Exercise instructions -> Lines in the data below that contain the word "number" are to be copied.
Data shown Start Marker
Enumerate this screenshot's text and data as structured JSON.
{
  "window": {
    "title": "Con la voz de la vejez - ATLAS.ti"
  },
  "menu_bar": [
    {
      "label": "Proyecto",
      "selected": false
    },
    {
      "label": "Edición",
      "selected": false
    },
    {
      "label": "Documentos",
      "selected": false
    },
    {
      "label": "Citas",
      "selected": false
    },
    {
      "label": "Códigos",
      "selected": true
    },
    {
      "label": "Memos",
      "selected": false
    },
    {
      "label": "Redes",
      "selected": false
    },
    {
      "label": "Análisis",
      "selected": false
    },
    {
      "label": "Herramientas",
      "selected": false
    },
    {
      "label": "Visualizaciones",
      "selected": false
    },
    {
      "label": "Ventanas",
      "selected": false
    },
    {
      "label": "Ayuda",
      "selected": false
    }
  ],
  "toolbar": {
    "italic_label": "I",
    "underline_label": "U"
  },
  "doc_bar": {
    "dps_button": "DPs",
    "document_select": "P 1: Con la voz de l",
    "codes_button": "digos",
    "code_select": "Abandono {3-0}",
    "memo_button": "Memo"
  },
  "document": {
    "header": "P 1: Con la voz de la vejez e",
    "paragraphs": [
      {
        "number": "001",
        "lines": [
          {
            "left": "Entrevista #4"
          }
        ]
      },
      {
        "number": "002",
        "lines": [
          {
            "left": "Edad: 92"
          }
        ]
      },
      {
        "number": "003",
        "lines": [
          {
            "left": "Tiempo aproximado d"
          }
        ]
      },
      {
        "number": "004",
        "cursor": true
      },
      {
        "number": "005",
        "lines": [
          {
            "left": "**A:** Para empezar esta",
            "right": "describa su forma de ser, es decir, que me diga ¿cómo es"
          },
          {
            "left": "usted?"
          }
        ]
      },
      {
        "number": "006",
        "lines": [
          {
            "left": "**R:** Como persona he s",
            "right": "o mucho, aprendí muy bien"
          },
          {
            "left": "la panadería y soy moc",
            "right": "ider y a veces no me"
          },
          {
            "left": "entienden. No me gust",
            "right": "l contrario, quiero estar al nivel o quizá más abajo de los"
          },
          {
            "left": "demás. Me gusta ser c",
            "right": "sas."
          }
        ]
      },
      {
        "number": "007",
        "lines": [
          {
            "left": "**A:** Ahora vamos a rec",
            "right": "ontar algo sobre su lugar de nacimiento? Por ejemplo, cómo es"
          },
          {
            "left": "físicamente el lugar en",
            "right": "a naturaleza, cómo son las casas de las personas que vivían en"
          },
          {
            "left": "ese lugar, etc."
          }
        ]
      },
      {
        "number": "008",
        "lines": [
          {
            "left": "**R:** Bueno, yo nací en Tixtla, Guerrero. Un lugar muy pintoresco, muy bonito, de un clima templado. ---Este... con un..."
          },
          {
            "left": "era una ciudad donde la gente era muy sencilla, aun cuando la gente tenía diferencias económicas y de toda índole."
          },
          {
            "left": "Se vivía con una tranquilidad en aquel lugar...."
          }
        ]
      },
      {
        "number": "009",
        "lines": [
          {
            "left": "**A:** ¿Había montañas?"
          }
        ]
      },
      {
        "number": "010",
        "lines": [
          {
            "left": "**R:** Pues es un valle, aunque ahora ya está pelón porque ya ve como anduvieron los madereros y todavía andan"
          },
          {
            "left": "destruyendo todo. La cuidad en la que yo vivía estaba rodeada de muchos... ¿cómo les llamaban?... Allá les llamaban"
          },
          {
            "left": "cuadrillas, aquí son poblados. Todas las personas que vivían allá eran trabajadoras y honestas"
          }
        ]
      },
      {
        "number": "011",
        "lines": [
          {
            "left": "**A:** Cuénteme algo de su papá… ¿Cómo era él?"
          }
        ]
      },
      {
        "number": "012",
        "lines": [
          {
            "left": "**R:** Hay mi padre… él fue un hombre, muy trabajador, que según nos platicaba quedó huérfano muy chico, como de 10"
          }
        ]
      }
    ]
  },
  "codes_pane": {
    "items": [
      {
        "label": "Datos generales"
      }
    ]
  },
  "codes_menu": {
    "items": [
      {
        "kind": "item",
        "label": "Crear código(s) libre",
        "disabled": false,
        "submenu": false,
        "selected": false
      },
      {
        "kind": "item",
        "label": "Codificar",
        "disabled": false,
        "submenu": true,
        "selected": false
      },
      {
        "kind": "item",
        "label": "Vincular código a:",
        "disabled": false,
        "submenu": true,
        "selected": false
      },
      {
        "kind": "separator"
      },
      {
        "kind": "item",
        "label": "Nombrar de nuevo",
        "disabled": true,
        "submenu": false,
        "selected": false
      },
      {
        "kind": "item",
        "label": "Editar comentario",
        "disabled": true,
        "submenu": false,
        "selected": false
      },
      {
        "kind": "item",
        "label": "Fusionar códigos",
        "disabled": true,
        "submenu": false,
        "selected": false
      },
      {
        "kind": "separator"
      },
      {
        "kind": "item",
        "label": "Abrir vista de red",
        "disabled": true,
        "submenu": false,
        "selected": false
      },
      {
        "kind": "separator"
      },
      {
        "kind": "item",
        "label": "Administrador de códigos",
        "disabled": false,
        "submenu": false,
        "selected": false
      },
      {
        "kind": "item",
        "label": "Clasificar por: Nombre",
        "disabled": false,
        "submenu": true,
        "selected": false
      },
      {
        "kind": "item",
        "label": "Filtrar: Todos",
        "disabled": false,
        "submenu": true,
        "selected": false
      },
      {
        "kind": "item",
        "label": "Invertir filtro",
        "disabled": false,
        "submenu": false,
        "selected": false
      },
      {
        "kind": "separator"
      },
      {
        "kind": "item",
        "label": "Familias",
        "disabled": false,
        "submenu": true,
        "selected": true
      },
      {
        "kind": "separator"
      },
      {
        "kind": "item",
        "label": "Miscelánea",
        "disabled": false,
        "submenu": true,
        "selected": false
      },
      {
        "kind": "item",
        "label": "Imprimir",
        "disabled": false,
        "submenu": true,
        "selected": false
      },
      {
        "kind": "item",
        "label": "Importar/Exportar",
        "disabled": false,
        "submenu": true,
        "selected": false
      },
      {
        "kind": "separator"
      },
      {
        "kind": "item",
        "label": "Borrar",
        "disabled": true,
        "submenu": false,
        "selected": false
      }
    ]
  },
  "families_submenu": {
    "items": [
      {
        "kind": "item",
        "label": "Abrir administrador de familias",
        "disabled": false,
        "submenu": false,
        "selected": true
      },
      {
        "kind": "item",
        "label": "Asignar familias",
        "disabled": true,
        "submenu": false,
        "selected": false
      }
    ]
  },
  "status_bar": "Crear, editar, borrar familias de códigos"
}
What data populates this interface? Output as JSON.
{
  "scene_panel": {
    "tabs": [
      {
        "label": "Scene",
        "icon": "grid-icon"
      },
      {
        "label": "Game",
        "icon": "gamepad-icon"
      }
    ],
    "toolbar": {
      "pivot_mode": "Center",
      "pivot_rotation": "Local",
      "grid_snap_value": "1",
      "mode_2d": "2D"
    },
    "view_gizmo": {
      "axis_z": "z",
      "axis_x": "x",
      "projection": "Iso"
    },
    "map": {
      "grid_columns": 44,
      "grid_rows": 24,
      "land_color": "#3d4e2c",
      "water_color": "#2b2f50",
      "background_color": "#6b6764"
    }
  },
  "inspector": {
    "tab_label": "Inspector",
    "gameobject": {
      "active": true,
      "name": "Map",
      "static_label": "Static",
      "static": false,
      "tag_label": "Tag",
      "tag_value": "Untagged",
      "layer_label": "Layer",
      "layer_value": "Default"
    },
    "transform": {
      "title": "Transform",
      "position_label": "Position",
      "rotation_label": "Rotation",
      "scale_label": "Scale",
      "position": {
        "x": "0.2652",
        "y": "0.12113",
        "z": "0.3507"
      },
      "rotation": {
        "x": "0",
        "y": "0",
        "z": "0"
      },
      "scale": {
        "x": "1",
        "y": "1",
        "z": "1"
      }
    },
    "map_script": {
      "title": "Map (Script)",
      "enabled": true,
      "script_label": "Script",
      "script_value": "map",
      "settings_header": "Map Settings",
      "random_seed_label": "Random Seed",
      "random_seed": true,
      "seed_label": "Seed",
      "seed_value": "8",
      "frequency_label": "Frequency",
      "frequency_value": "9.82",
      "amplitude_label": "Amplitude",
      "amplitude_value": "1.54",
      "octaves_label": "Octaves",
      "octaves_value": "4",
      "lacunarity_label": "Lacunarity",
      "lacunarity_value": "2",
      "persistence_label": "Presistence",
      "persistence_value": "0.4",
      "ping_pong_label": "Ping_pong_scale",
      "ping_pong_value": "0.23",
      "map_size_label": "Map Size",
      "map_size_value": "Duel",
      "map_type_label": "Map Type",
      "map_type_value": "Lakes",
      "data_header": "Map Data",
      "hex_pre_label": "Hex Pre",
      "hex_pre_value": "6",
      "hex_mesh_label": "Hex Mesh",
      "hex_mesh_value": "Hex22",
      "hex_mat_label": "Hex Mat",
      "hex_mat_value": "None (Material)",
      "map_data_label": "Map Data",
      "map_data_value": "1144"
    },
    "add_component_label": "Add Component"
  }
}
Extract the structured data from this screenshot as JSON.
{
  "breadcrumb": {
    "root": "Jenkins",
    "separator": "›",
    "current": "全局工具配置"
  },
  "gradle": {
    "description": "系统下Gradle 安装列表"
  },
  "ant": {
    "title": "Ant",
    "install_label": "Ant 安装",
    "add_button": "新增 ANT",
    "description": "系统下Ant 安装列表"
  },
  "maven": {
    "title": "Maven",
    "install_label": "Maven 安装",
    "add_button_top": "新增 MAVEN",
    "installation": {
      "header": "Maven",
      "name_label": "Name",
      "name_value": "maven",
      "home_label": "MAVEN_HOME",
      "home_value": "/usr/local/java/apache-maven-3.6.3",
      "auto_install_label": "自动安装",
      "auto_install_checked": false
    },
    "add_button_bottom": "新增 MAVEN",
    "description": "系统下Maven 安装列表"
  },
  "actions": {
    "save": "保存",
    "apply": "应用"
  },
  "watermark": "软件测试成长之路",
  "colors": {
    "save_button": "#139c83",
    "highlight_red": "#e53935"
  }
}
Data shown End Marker
Response ->
        "number": "001",
        "number": "002",
        "number": "003",
        "number": "004",
        "number": "005",
        "number": "006",
        "number": "007",
        "number": "008",
        "number": "009",
        "number": "010",
        "number": "011",
        "number": "012",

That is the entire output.